» **Activity**:
Keep every line of the data below that has the string "name" and present those lines.

-------------------------

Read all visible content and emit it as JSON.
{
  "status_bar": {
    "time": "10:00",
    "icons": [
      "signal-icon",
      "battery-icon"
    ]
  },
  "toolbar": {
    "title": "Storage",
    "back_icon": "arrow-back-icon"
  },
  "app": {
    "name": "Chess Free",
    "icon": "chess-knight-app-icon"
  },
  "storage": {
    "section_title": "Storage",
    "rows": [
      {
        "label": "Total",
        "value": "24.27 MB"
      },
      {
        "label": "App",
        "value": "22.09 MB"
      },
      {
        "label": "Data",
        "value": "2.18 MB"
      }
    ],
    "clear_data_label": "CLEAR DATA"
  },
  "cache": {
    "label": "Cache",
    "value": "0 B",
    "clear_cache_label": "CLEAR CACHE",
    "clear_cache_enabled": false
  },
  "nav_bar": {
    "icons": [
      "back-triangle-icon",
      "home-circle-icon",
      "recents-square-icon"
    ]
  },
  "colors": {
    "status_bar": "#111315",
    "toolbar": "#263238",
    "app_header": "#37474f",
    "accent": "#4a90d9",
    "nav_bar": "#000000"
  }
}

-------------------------

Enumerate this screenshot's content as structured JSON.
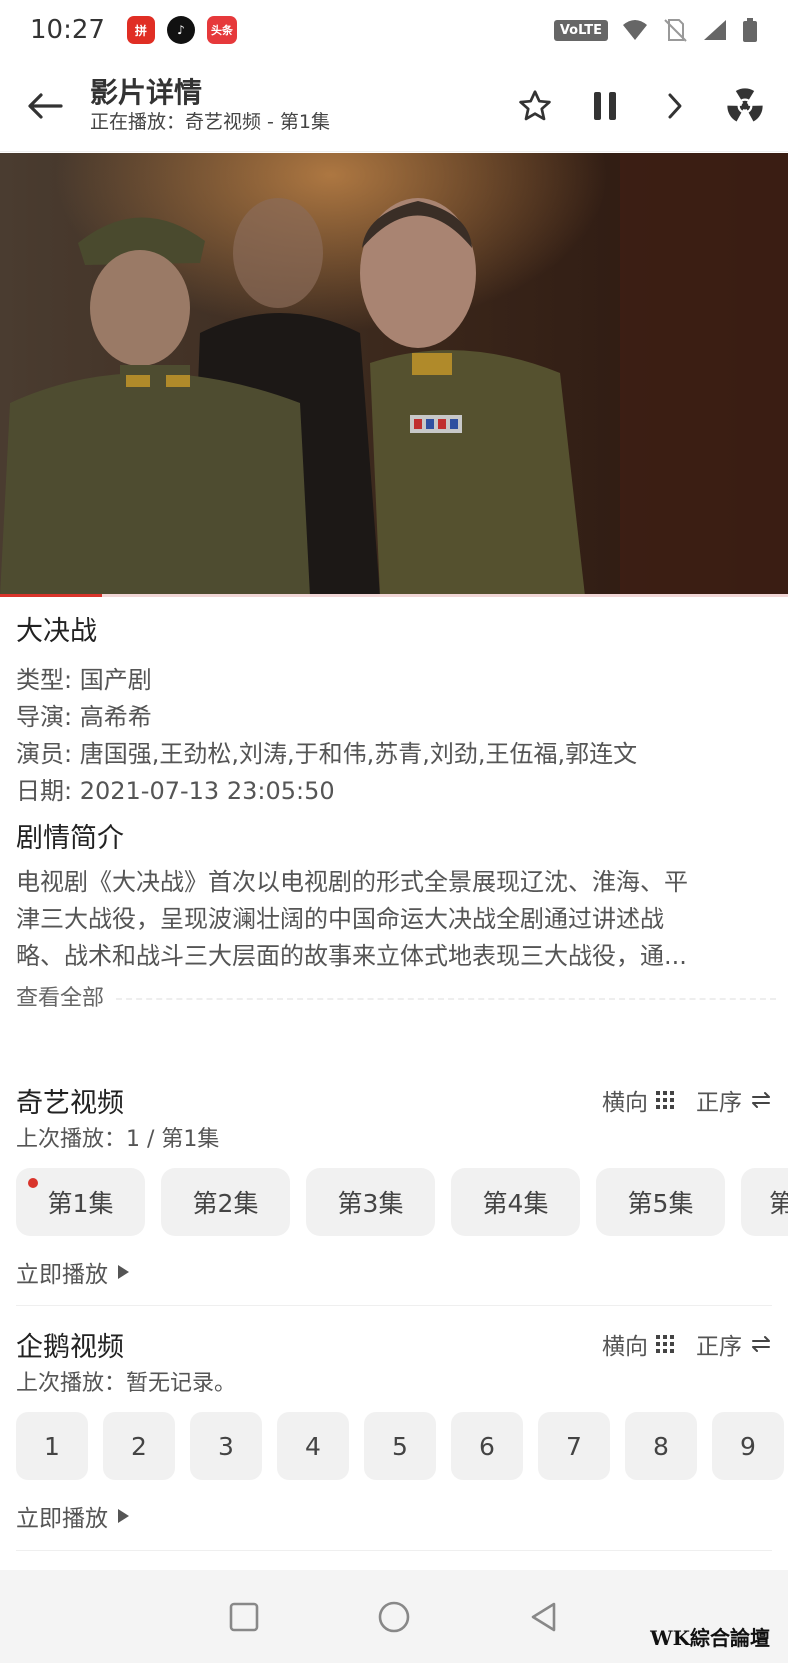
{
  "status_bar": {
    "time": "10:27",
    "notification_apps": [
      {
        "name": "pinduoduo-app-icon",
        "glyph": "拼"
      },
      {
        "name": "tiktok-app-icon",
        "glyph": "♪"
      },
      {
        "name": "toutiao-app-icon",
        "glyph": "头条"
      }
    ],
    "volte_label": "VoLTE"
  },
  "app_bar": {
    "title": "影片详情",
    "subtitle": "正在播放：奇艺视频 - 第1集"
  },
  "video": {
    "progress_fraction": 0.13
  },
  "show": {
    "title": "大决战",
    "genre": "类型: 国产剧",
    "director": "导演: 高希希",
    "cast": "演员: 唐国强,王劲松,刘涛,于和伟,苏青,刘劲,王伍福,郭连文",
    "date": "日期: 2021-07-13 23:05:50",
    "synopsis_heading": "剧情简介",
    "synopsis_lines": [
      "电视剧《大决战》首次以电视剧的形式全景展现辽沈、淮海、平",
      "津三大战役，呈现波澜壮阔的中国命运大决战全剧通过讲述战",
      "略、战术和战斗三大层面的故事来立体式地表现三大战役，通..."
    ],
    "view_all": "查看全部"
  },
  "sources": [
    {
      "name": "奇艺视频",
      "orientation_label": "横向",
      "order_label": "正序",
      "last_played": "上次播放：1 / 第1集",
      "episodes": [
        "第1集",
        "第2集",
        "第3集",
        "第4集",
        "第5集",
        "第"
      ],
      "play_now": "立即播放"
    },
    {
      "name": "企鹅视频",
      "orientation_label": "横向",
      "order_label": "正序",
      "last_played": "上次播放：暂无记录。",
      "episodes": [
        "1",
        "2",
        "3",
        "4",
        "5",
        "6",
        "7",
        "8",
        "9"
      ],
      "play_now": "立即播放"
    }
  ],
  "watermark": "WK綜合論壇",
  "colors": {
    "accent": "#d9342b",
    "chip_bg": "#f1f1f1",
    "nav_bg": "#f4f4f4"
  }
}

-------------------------

» **Exercise result**:
    "name": "Chess Free",
        "name": "pinduoduo-app-icon",
        "name": "tiktok-app-icon",
        "name": "toutiao-app-icon",
      "name": "奇艺视频",
      "name": "企鹅视频",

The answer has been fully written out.